“Thanks to this grant, learning won’t end when the traditional school day is over,” Superintendent of Schools Emmanuel Caulk said in a press release. “I am very thankful to LearningWorks for this partnership.”
Amy Pinchette, program director for LearningWorks, said the East End Community School and Reiche sites each currently serve around 60 students a day, and the plan is for similar numbers to be served at the Presumpscot Elementary School and Ocean Avenue Elementary School.
The after-school programs focus on a “STEAM” curriculum – science, technology, engineering, arts and mathematics – and provide an extended learning time for students having a difficult time meeting the standards.
“(The program) gives students opportunities to extend their education and have more time learning,” Pinchette said. “It keeps them engaged (in learning) and there are a number of activities they can do after school.”
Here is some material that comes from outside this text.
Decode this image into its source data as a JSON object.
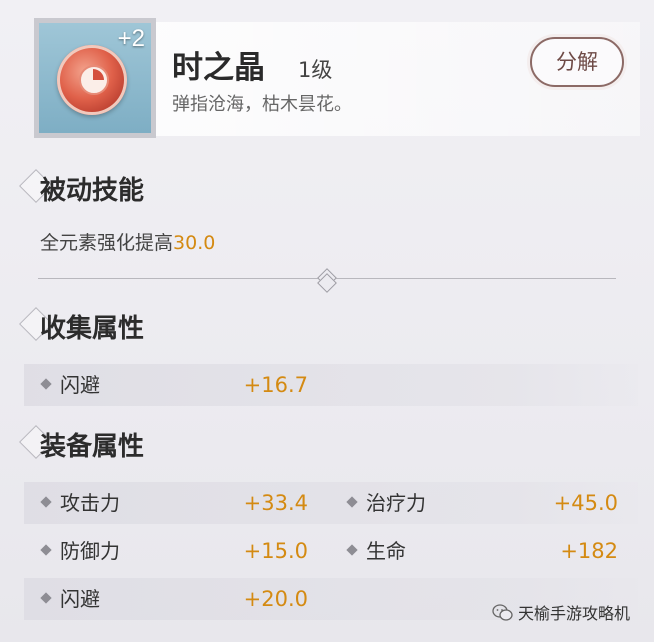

The new sites are set to open on Feb. 4 and they will run through the end of the school year.
Each site will have a specific theme around which the curriculum is based; at the new sites, teachers will focus on measurement, while at the current sites they will travel into space to study the stars.
“We have worked with school to identify some of the skills that students are weakest on based on test scores,” she said.
Curriculum will follow the themes with activities that support the lessons. Each student receives a notebook in which they write down ideas, keep vocabulary words, draw diagrams and make predictions about the topic they are studying.
In addition to traditional education programs, students are offered the opportunity to join different clubs to continue their engagement. Pinchette said that there is a club for any interest from book clubs to sports to LEGO robotics.
“We try to make the program as engaging as possible,” she said . “We want them to be here so we do as much as we can to keep them wanting to come back and referring their friends.”
A similar summer program, aimed at continuing student learning, runs four hours a day for four weeks at the existing sites and five weeks at the new sites.